PR Tips | To argue effectively, write clearly & concisely

PR Tips | To argue effectively, write clearly & concisely


Dave Barry’s “How to Argue Effectively” recently came across my desk. Although the satirical essay was published more than 30 years ago, it’s as biting and hilarious today as it surely was back then.

In the piece, Barry lays out five rules to “win an argument on any topic, against any opponent.”

I spend more than half my time reading and editing op-eds. And one rule, in particular, jumped out: Use Meaningless But Weighty-Sounding Words and Phrases.

Op-eds are short. With only around 700 words to make your argument — with lots of evidence, ideally — there’s no room for fluff. Extraneous words should be cut. Jargon should be avoided. Writing should be clear, tight, and unambiguous.

In other words, there’s no room for “meaningless but weighty-sounding words and phrases.”
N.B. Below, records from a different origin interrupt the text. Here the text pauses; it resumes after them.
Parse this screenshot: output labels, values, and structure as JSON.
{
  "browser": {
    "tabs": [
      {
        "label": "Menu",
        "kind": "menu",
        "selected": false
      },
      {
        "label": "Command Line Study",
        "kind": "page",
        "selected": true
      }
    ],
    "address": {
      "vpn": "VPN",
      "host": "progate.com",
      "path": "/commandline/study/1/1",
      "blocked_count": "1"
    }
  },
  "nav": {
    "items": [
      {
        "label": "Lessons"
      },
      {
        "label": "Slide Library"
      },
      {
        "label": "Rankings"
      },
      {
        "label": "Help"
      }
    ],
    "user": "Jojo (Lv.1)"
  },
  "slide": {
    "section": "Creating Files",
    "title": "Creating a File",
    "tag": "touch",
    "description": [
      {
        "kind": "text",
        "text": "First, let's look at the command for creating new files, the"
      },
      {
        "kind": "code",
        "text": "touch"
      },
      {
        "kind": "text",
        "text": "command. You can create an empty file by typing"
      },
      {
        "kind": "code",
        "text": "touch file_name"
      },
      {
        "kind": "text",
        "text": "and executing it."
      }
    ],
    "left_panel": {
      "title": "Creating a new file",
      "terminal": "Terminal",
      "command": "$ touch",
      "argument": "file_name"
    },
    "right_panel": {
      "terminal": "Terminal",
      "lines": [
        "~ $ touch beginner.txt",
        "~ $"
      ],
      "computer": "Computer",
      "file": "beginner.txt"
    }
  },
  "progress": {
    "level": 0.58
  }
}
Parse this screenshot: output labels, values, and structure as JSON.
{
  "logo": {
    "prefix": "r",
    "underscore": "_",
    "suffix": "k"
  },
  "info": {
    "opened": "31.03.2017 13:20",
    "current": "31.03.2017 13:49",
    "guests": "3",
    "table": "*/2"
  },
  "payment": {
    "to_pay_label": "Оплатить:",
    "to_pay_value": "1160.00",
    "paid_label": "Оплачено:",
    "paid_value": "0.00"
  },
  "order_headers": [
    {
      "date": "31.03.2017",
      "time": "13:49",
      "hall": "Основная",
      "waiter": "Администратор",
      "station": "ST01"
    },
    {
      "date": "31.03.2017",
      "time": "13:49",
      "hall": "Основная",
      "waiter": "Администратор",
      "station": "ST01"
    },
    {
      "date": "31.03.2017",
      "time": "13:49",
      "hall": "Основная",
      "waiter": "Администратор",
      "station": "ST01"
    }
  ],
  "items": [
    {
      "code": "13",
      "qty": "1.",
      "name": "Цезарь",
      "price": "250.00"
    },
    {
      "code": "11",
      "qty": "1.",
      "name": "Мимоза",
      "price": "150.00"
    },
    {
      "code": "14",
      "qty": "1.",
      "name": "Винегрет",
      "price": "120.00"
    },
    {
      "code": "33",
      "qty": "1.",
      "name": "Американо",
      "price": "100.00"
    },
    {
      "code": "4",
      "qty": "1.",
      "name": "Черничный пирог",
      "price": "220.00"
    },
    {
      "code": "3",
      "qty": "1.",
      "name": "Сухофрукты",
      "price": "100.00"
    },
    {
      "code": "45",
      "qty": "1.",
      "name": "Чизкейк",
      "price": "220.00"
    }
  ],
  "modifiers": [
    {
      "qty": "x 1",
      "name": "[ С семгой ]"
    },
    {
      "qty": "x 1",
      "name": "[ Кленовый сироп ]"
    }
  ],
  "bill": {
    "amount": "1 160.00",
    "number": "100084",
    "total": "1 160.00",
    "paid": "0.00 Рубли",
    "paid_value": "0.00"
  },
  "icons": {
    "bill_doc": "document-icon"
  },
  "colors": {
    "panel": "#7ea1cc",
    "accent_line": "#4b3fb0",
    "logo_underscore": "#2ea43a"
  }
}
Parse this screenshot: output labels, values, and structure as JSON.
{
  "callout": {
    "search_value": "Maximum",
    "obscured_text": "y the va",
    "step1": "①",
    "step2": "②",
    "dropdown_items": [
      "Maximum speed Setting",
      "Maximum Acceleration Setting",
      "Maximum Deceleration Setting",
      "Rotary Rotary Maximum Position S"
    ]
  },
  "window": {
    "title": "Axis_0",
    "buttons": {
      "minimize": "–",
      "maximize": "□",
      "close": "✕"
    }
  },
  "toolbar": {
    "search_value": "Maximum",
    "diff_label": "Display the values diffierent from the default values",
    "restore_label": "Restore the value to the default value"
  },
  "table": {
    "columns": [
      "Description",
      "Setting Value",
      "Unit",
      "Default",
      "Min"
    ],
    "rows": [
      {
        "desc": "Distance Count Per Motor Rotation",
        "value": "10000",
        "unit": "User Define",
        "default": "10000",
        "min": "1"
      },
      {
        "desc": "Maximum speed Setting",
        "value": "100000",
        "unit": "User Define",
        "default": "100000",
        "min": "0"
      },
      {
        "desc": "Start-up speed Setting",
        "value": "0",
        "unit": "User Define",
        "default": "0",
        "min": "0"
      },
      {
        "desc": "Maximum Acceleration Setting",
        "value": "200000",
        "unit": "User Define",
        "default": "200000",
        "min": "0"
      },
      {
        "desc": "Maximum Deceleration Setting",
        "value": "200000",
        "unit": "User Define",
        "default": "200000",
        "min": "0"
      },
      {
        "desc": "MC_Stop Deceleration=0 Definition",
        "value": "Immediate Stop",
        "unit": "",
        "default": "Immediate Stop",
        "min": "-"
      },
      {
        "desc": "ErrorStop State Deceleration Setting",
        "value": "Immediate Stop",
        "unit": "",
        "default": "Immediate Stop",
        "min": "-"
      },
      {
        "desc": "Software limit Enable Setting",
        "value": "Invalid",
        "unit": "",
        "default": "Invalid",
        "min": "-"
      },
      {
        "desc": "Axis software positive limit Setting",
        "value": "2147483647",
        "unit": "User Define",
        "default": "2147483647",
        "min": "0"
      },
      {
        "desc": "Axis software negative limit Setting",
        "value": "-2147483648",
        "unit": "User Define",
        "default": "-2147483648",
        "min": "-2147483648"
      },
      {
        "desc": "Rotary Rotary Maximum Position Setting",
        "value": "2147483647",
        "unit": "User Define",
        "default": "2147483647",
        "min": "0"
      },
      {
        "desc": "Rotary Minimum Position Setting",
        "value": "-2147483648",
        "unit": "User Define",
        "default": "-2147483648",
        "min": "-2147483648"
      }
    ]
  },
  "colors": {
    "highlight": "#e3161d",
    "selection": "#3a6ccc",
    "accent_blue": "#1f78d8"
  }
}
Too often, though, I see op-eds that are full of useless words, platitudes, and sound bites. While there might be room for loose writing in, say, the State of the Union, there’s no room for loose writing in an op-ed. Opinion columnists should look to Ernest Hemingway for inspiration, not 1600 Pennsylvania Avenue.

(It’s worth noting that Ernest Hemingway admired Abraham Lincoln for his clarity and brevity. “It wasn’t by accident that the Gettysburg address was so short,” Hemingway wrote in 1945. “The laws of prose writing are as immutable as those of flight, of mathematics, of physics.”)

Barry provided a helpful list of “meaningless but weighty-sounding words and phrases” in his 1981 essay:

* Let me put it this way
* In terms of
* Vis-à-vis
* Per se
* As it were
* Quo
* So to speak

This list is just a start, of course.

Popular adjectives like “innovative” and “strategic” are almost always useless. After all, would you ever hire an unstrategic communications firm? Isn’t every pharmaceutical firm innovative?

Popular phrases like “mission critical,” “holistic approach,” and “paradigm shift,” should almost always be replaced with something precise. Phrases like these rarely paint a clear picture.

In an effort to sound smart, many writers clutter up their writing with redundancy. “Foreign imports,” “difficult dilemma,” and “major breakthrough,” are three examples from Mark Nichol’s great list of “50 Redundant Phrases to Avoid.”

Even if you’ve read it before, “How to Argue Effectively” is worth re-reading. So check it out.

David White